“The high court had relied on a circular which was issued by the government, and that circular said if a manufacturer is responsible to deliver goods to a customer’s place and if they’re carrying the risk of damage till the goods are delivered and if the price they’re charging includes freight component, in those circumstances you will continue to get credit,” Pratik Jain, partner and national leader of indirect tax at PwC India, explained. The high court, however, did not consider the change in the law that happened in 2008, he said.
The change in law referred to by Jain is to the definition of ‘input service’. In March 2008, the definition was amended to say that credit on clearance of final products can be availed up to the place removal. The earlier language allowed for credit to be availed from the place of removal. And this change in definition lead to the tax department’s victory against UltraTech in the Supreme Court.
The apex court pointed out the change in the definition and concluded that UltraTech cannot avail credit for goods transport agency services.
Jain pointed out that the circular which was issued by the tax department was in the context of the law pre-April 2008 but the high court did not make that distinction and held that even after April 2008, credit can be claimed.
The Supreme Court has reversed that and said this circular is valid only till March 2008. The Supreme Court said it is very clear that department does not want to give you credit because up to means up to the factory; from the factory to customer’s place is not covered because that is not up to the place of removal, and on that ground, Supreme Court has said that from April 2008 onwards, you cannot claim the credit.Pratik Jain, Partner and National Leader of Indirect Tax, PwC India
Manufacturers In A Tax Pickle?
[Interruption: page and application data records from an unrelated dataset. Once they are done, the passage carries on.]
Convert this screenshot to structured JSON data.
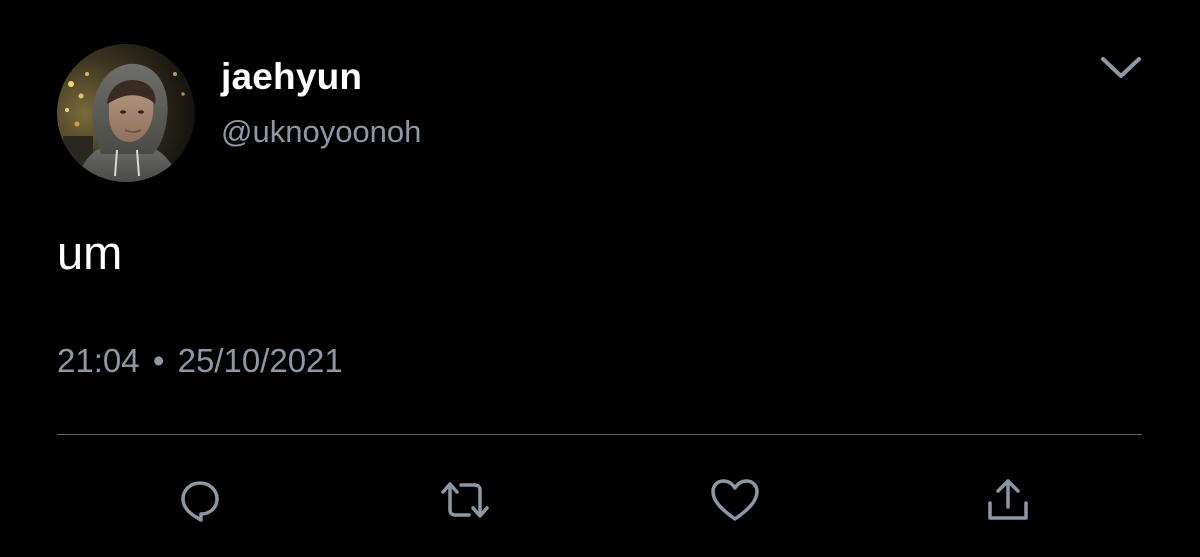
{
  "tweet": {
    "author": {
      "display_name": "jaehyun",
      "handle": "@uknoyoonoh",
      "avatar": "avatar-photo"
    },
    "text": "um",
    "time": "21:04",
    "separator": "•",
    "date": "25/10/2021",
    "menu_icon": "chevron-down-icon"
  },
  "actions": [
    {
      "name": "reply",
      "icon": "reply-icon"
    },
    {
      "name": "retweet",
      "icon": "retweet-icon"
    },
    {
      "name": "like",
      "icon": "heart-icon"
    },
    {
      "name": "share",
      "icon": "share-icon"
    }
  ],
  "colors": {
    "background": "#000000",
    "primary_text": "#ffffff",
    "secondary_text": "#8b98a5",
    "icon": "#8b98a5",
    "divider": "#5b6670"
  }
}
Soon after the Supreme Court ruling, the Central Board of Indirect Taxes and Customs prepared an internal note that has been reviewed by BloombergQuint. The note points out that taxpayers across the country would’ve availed this credit which now it needs to be reversed. If companies have carried forward this credit in the GST regime, that too will need to be reversed. Jain said that April 2008 onwards, companies who have claimed credit for service tax for the freight component from the factory to customer’s premises, will have to reverse the credit.
“The real issue is if suppose there was no notice which was pending and the government now issues the notice after the Supreme Court judgment has come, then, in my view, they can only go back up to 24 or 30 months depending on how the credit was claimed. So, if you’re issuing a notice in April 2018, then they can go up to April 2016. From April 2008 to early April 2016, the government cannot claim this back from the industry because there is a limitation that applies.”
In India, the outward freight is a quite large amount considering the distance involved between the factory and place of consumption, said Badri Narayanan. “The implications can be quite extensive for manufacturers,” he added.
Experts say that the Supreme Court ruling will compound the problem in cases where companies carried forward the credit in the GST regime and used it against their output liability. Though UltraTech has filed a review petition before the Supreme Court seeking certain clarifications, the tax department seems determined to go after the manufacturing industry.